Supplied records:

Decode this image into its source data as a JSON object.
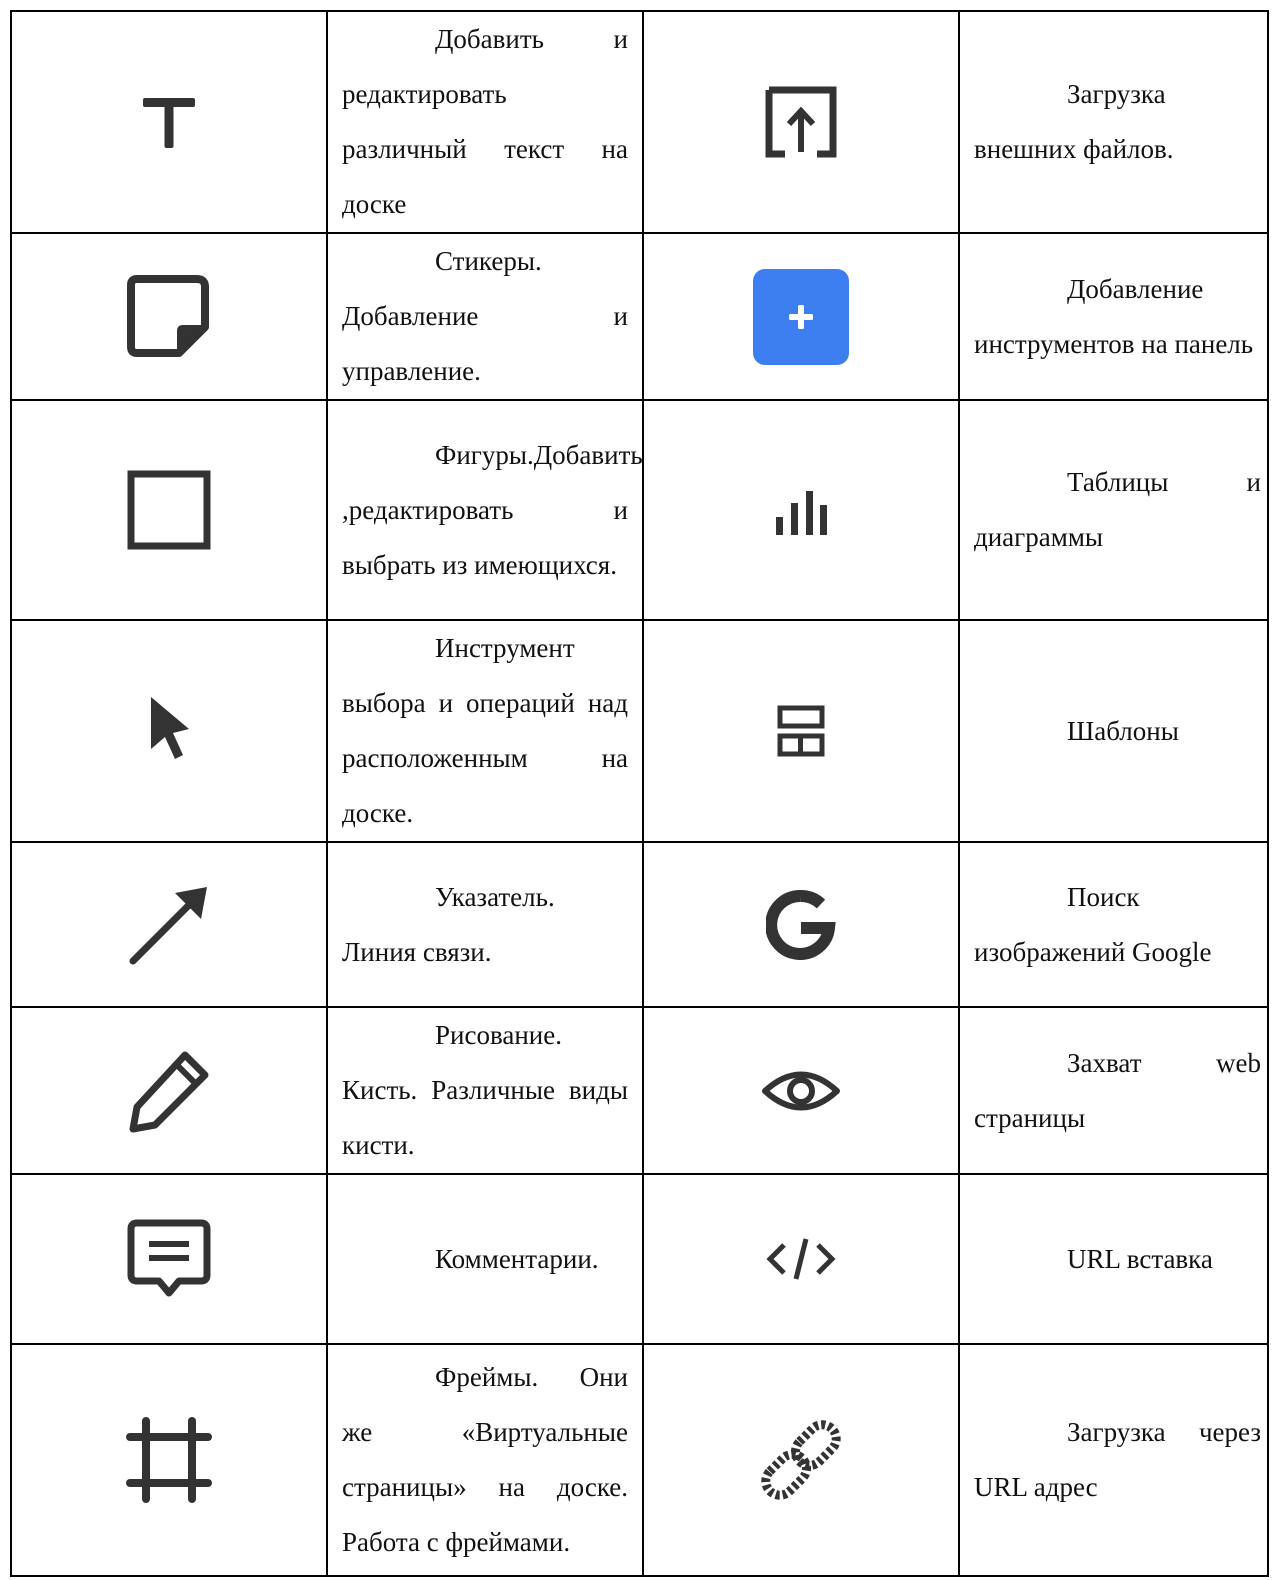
{
  "rows": [
    {
      "left_icon": "text-icon",
      "left_text": "Добавить и редактировать различный текст на доске",
      "right_icon": "upload-icon",
      "right_text": "Загрузка внешних файлов."
    },
    {
      "left_icon": "sticky-note-icon",
      "left_text": "Стикеры. Добавление и управление.",
      "right_icon": "add-plus-icon",
      "right_text": "Добавление инструментов на панель"
    },
    {
      "left_icon": "square-shape-icon",
      "left_text": "Фигуры.Добавить ,редактировать и выбрать из имеющихся.",
      "right_icon": "bar-chart-icon",
      "right_text": "Таблицы и диаграммы"
    },
    {
      "left_icon": "cursor-pointer-icon",
      "left_text": "Инструмент выбора и операций над расположенным на доске.",
      "right_icon": "templates-icon",
      "right_text": "Шаблоны"
    },
    {
      "left_icon": "arrow-line-icon",
      "left_text": "Указатель. Линия связи.",
      "right_icon": "google-icon",
      "right_text": "Поиск изображений Google"
    },
    {
      "left_icon": "pencil-icon",
      "left_text": "Рисование. Кисть. Различные виды кисти.",
      "right_icon": "eye-icon",
      "right_text": "Захват web страницы"
    },
    {
      "left_icon": "comment-icon",
      "left_text": "Комментарии.",
      "right_icon": "code-embed-icon",
      "right_text": "URL вставка"
    },
    {
      "left_icon": "frame-icon",
      "left_text": "Фреймы. Они же «Виртуальные страницы» на доске. Работа с фреймами.",
      "right_icon": "link-icon",
      "right_text": "Загрузка через URL адрес"
    }
  ],
  "colors": {
    "text": "#111111",
    "icon": "#333333",
    "accent_blue": "#3d7ff0",
    "border": "#000000"
  }
}
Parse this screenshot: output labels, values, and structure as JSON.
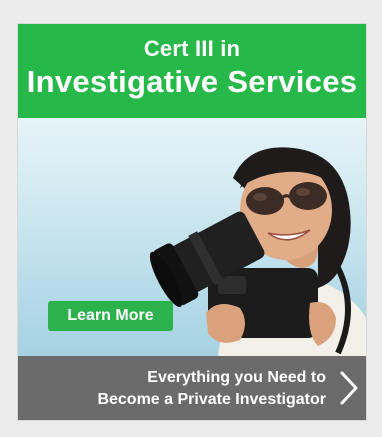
{
  "ad": {
    "heading_line1": "Cert III in",
    "heading_line2": "Investigative Services",
    "cta_label": "Learn More",
    "footer_line1": "Everything you Need to",
    "footer_line2": "Become a Private Investigator",
    "chevron_icon": "chevron-right-icon"
  },
  "colors": {
    "brand_green": "#27b84a",
    "footer_gray": "#6b6b6b",
    "background": "#ececec"
  }
}
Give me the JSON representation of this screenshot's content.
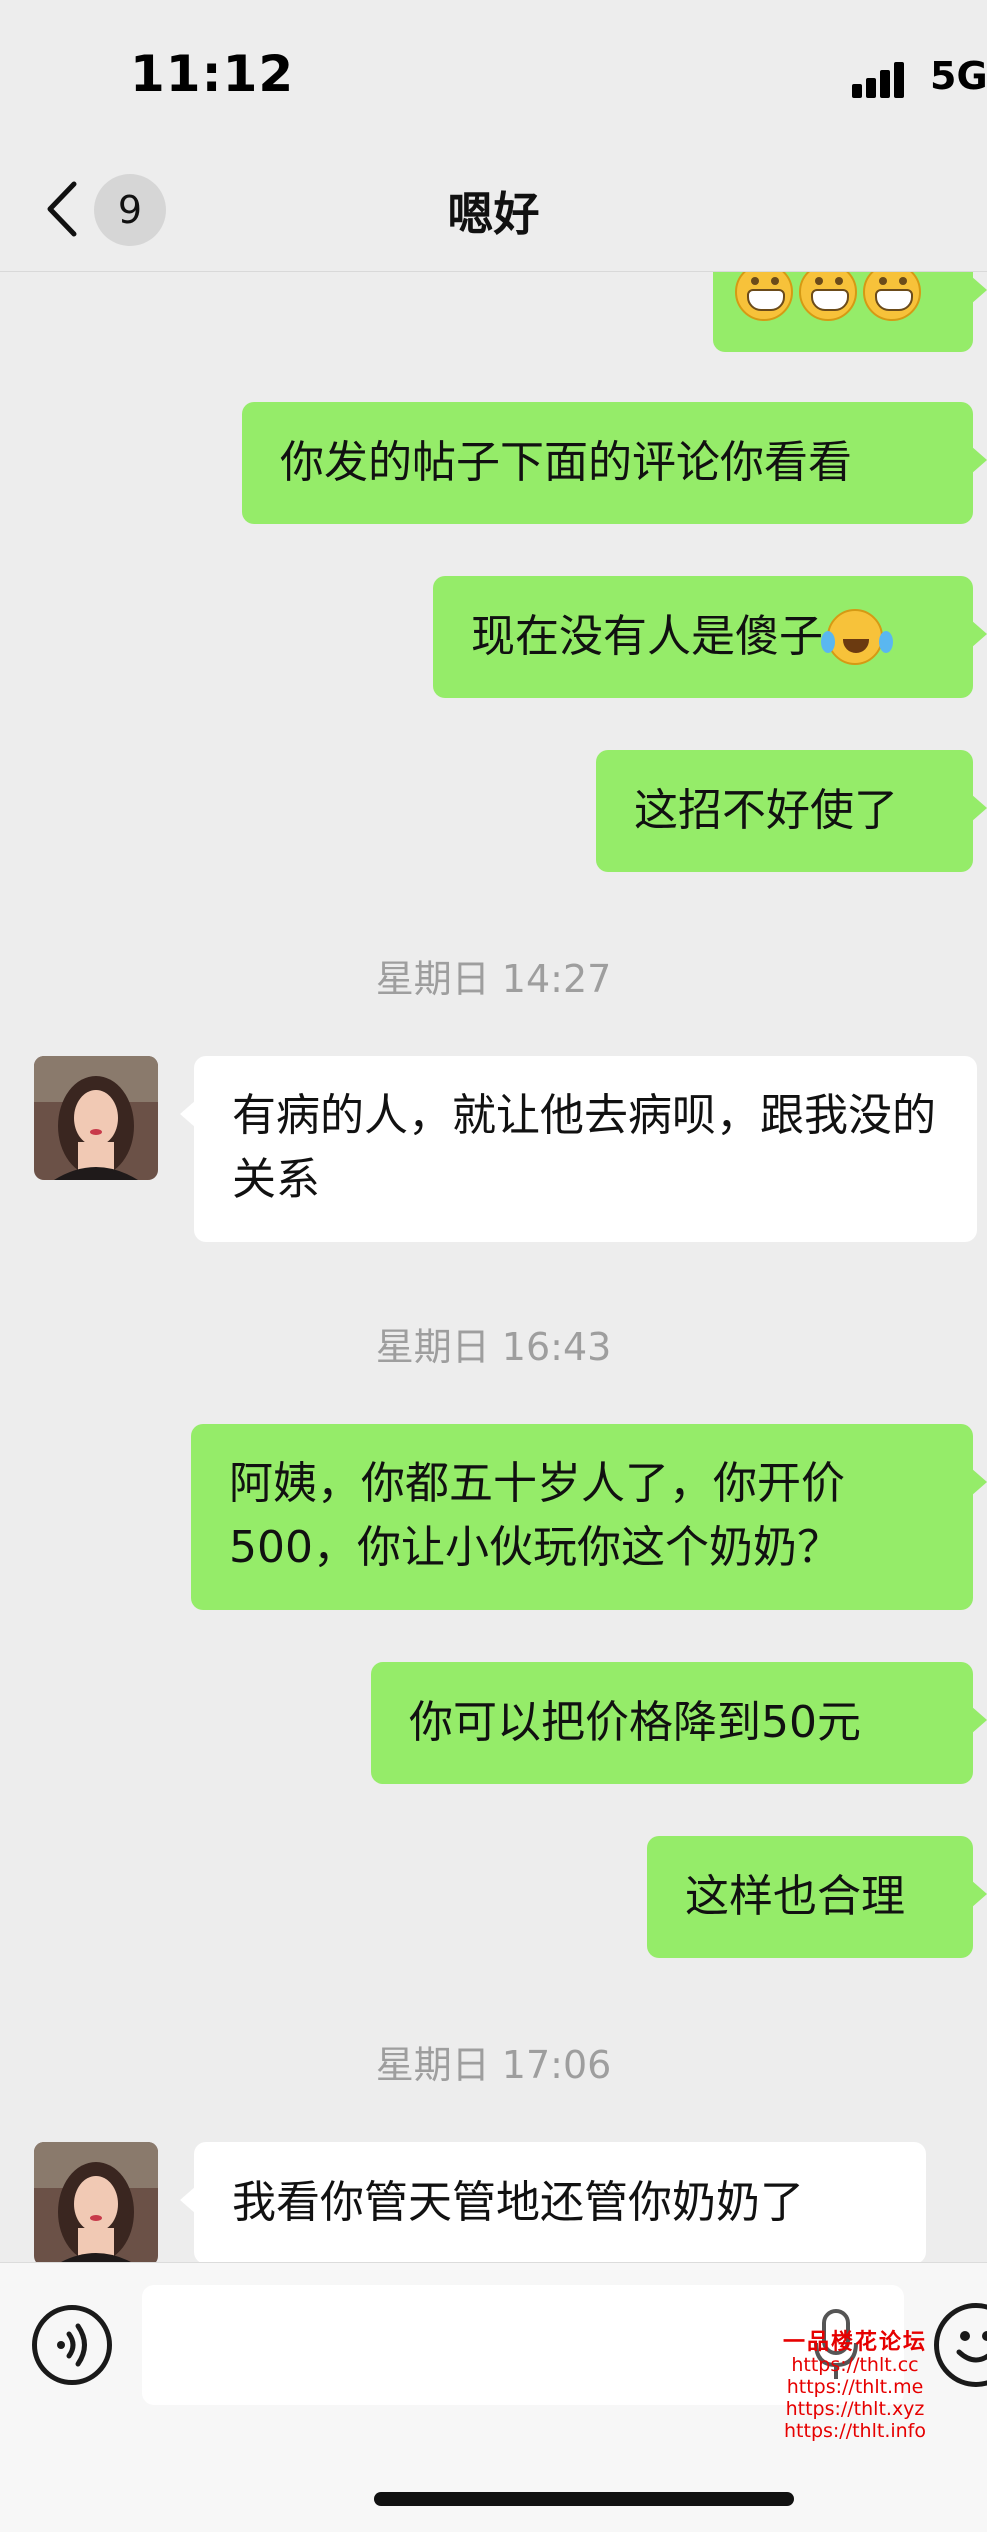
{
  "status_bar": {
    "time": "11:12",
    "network": "5G"
  },
  "nav": {
    "unread_count": "9",
    "title": "嗯好"
  },
  "messages": [
    {
      "type": "out",
      "text": "你发的帖子下面的评论你看看"
    },
    {
      "type": "out",
      "text": "现在没有人是傻子"
    },
    {
      "type": "out",
      "text": "这招不好使了"
    },
    {
      "type": "timestamp",
      "text": "星期日 14:27"
    },
    {
      "type": "in",
      "text": "有病的人，就让他去病呗，跟我没的关系"
    },
    {
      "type": "timestamp",
      "text": "星期日 16:43"
    },
    {
      "type": "out",
      "text": "阿姨，你都五十岁人了，你开价500，你让小伙玩你这个奶奶？"
    },
    {
      "type": "out",
      "text": "你可以把价格降到50元"
    },
    {
      "type": "out",
      "text": "这样也合理"
    },
    {
      "type": "timestamp",
      "text": "星期日 17:06"
    },
    {
      "type": "in",
      "text": "我看你管天管地还管你奶奶了"
    }
  ],
  "emojis": {
    "grin": "grin-emoji",
    "crying_laughing": "crying-laughing-emoji"
  },
  "watermark": {
    "title": "一品楼花论坛",
    "lines": [
      "https://thlt.cc",
      "https://thlt.me",
      "https://thlt.xyz",
      "https://thlt.info"
    ]
  },
  "colors": {
    "out_bubble": "#95ec69",
    "in_bubble": "#ffffff",
    "background": "#ededed",
    "timestamp": "#9e9e9e"
  }
}
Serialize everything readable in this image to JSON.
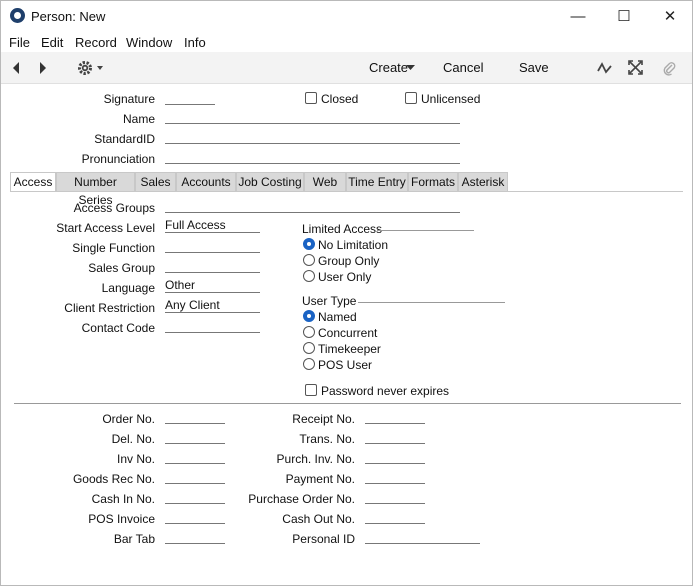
{
  "window": {
    "title": "Person: New",
    "minimize": "—",
    "maximize": "☐",
    "close": "✕"
  },
  "menu": [
    "File",
    "Edit",
    "Record",
    "Window",
    "Info"
  ],
  "toolbar": {
    "create_label": "Create",
    "cancel_label": "Cancel",
    "save_label": "Save"
  },
  "header": {
    "signature_label": "Signature",
    "signature_value": "",
    "closed_label": "Closed",
    "unlicensed_label": "Unlicensed",
    "name_label": "Name",
    "name_value": "",
    "standardid_label": "StandardID",
    "standardid_value": "",
    "pronunciation_label": "Pronunciation",
    "pronunciation_value": ""
  },
  "tabs": [
    "Access",
    "Number Series",
    "Sales",
    "Accounts",
    "Job Costing",
    "Web",
    "Time Entry",
    "Formats",
    "Asterisk"
  ],
  "access": {
    "access_groups_label": "Access Groups",
    "access_groups_value": "",
    "start_access_level_label": "Start Access Level",
    "start_access_level_value": "Full Access",
    "single_function_label": "Single Function",
    "single_function_value": "",
    "sales_group_label": "Sales Group",
    "sales_group_value": "",
    "language_label": "Language",
    "language_value": "Other",
    "client_restriction_label": "Client Restriction",
    "client_restriction_value": "Any Client",
    "contact_code_label": "Contact Code",
    "contact_code_value": "",
    "limited_access_title": "Limited Access",
    "limited_access_options": [
      "No Limitation",
      "Group Only",
      "User Only"
    ],
    "limited_access_selected": "No Limitation",
    "user_type_title": "User Type",
    "user_type_options": [
      "Named",
      "Concurrent",
      "Timekeeper",
      "POS User"
    ],
    "user_type_selected": "Named",
    "password_never_expires_label": "Password never expires"
  },
  "numbers_left": [
    {
      "label": "Order No.",
      "value": ""
    },
    {
      "label": "Del. No.",
      "value": ""
    },
    {
      "label": "Inv No.",
      "value": ""
    },
    {
      "label": "Goods Rec No.",
      "value": ""
    },
    {
      "label": "Cash In No.",
      "value": ""
    },
    {
      "label": "POS Invoice",
      "value": ""
    },
    {
      "label": "Bar Tab",
      "value": ""
    }
  ],
  "numbers_right": [
    {
      "label": "Receipt No.",
      "value": ""
    },
    {
      "label": "Trans. No.",
      "value": ""
    },
    {
      "label": "Purch. Inv. No.",
      "value": ""
    },
    {
      "label": "Payment No.",
      "value": ""
    },
    {
      "label": "Purchase Order No.",
      "value": ""
    },
    {
      "label": "Cash Out No.",
      "value": ""
    },
    {
      "label": "Personal ID",
      "value": ""
    }
  ],
  "colors": {
    "accent": "#1a63c4",
    "tab_inactive": "#d9d9d9",
    "toolbar_bg": "#f3f3f3"
  }
}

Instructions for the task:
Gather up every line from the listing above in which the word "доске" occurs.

Completed exercise:
      "left_text": "Добавить и редактировать различный текст на доске",
      "left_text": "Инструмент выбора и операций над расположенным на доске.",
      "left_text": "Фреймы. Они же «Виртуальные страницы» на доске. Работа с фреймами.",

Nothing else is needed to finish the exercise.